U.S. stock futures fumbled around the break-even point Wednesday night, as dismal corporate earnings and economic data put a cap on the so-called coronavirus rally.
In the background, investors continued to move into cash–specifically, the U.S. dollar–for its perceived safety during times of economic and financial uncertainty. That ‘safety net’ might not last long as the Federal Reserve’s enduring stimulus regime ramps up to unimaginable extremes (i.e., QE infinity).
Contracts on all three major U.S. indexes traded higher Wednesday evening, reversing modest declines earlier. The Dow Jones Industrial Average futures price rose 44 points or 0.2%. S&P 500 futures gained 0.2% and the Nasdaq 100 mini contract added 0.3%.
At their lowest point Wednesday, Dow futures were off 85 points. S&P 500 futures were off by as much as 0.4%.
The U.S. stock market pulled back in New York trading after investors ran out of good news to sustain the coronavirus relief rally. A private payrolls report from ADP Inc. showed more than 20.2 million job losses for April, by far the worst on record.
Companies of all sizes were battered by government lockdown orders to prevent the further spread of coronavirus:
On an industry level, services shed more than 16 million jobs, while goods producers let go of nearly 4.3 million workers.
The U.S. Department of Labor will release weekly jobless claims numbers Thursday morning followed by the official nonfarm payroll figures Friday.
On the earnings front, U.S. corporations are heading for their worst quarter of profit declines since 2009. As of Friday, the blended earnings decline for S&P 500 companies was 13.7% based on 55% of companies to have reported.
Cash is proving to be the real haven amid the coronavirus pandemic. On Wednesday, the U.S. dollar strengthened by the most in three weeks against a basket of world currencies.
The U.S. dollar index (DXY) is now 100.23, having gained 1.2% since the start of May.
Greenbacks are proving its worth in the short term, as risk-averse investors park their assets in cash to ride out the coronavirus shock. Long-term, the tsunami of inflation coming from the Federal Reserve could make the dollar a far less attractive place to store wealth.
Already, the Treasury is increasing the amount of debt it will issue to boost government funding amid the pandemic. Quarterly refunding auctions are expected to hit $96 billion, a new all-time high.
Still, an environment of fear is expected to keep the dollar elevated for the foreseeable future.
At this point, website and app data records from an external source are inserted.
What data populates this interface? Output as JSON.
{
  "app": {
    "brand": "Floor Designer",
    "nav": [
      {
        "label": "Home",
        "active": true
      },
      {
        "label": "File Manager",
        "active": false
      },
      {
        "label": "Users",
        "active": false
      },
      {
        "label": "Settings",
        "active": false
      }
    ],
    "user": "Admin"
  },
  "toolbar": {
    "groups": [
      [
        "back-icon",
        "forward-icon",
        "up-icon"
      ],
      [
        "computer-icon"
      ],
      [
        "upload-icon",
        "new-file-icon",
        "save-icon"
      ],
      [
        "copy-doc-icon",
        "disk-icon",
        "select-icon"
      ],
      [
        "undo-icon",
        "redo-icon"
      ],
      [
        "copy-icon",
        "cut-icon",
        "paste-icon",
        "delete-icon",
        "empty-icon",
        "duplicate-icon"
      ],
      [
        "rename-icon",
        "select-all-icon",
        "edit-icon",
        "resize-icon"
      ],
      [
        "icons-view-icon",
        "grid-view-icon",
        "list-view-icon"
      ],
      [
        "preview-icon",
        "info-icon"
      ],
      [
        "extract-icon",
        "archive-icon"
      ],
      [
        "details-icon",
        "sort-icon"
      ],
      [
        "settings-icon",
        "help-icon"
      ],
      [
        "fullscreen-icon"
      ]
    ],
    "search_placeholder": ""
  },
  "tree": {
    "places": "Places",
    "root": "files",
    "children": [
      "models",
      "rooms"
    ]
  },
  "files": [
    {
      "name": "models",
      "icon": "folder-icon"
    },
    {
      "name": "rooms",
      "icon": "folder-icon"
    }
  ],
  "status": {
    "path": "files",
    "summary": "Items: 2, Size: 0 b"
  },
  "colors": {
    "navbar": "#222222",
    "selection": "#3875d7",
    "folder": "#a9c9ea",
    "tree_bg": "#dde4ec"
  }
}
Analysts foresee a “very low-risk environment from the point of view of investors,” which makes capital preservation key.
This article was edited by Josiah Wilmoth.
Last modified: May 7, 2020 1:15 AM UTC